The Mishnah on our daf deals with the case of nidrei onasin, which, as we learned (on daf 21) do not need to be annulled. The example suggested by the Mishnah is a case where a person makes a neder obligating someone to come and join him in a meal, but then the invited guest or one of his children becomes ill or cannot cross the river to attend the meal.

Rava explains that this ruling is based on a general principle of the Talmud called anoos rachamana patrei – someone who cannot perform an obligation for reasons that are beyond his control is forgiven by God. Our Gemara points out, however, that there are other cases of onasin in which we do not apply the rule of anoos rachamana patrei. An example is the case of a conditional divorce in which a man writes a get (divorce document) to his wife that says “this will be your bill of divorce if I do not return within 30 days” and at the end of the 30 days the husband is stranded on the wrong side of the river with no ferry to take him across. Even though he is shouting “I have returned! I have returned!” we do not consider him to have come back and the divorce goes into effect.

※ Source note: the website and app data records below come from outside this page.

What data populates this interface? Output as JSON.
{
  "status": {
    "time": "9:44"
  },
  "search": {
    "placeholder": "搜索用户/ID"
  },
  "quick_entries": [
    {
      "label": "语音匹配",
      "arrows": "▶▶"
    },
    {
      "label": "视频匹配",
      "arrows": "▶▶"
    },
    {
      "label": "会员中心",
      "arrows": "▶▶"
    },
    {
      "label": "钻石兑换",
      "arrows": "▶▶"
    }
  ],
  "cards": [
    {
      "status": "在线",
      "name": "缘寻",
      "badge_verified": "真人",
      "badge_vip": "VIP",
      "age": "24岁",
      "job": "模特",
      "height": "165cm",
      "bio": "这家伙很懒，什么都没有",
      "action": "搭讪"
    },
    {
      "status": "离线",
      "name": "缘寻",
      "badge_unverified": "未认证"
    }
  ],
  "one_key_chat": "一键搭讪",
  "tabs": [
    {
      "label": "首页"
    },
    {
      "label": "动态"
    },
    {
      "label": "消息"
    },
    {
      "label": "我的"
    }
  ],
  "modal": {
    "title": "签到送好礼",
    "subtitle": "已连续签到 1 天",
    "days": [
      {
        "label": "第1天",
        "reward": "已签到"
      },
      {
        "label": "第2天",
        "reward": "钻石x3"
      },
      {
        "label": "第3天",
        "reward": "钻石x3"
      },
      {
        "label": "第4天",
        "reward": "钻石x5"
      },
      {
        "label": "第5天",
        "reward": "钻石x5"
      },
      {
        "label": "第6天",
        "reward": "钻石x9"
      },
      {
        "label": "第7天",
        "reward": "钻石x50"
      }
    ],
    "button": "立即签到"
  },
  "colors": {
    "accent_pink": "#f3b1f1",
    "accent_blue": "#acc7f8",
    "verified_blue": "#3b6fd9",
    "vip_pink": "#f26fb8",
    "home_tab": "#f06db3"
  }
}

The Gemara explains that being stranded on the wrong side of the river with no available ferry to take him across was an ones that should have been anticipated and made part of the conditions of the divorce. Since it was not done that way, we do not consider it to be a true ones.

The ferry to which the Gemara refers here is called a ma’abra – a small boat or raft that took people across the river. Such ferries usually made several crossings every day, with a group of people each time. Generally speaking, it was not worthwhile for the owner of the ferry to cross the river with just one passenger, and people needed to wait until the boat filled up before it would set sail. When the rivers were wide and deep – as was the case in Babylon – there was no other way to cross the river aside from these ferries, and if the boat was on the opposite bank of the river it may have even been possible that the boat’s captain would not realize that someone was waiting on the other side of the river for him. Thus, problems of crossing the river should have been taken into account by someone who made a condition to return by a certain time.


In addition to his monumental translation and commentary on the Talmud, Rabbi Steinsaltz has authored dozens of books and hundreds of articles on a variety of topics, both Jewish and secular. For more information about Rabbi Steinsaltz’s groundbreaking work in Jewish education, visit www.steinsaltz.org or contact the Aleph Society at 212-840-1166.

The words of this author reflect his/her own opinions and do not necessarily represent the official position of the Orthodox Union.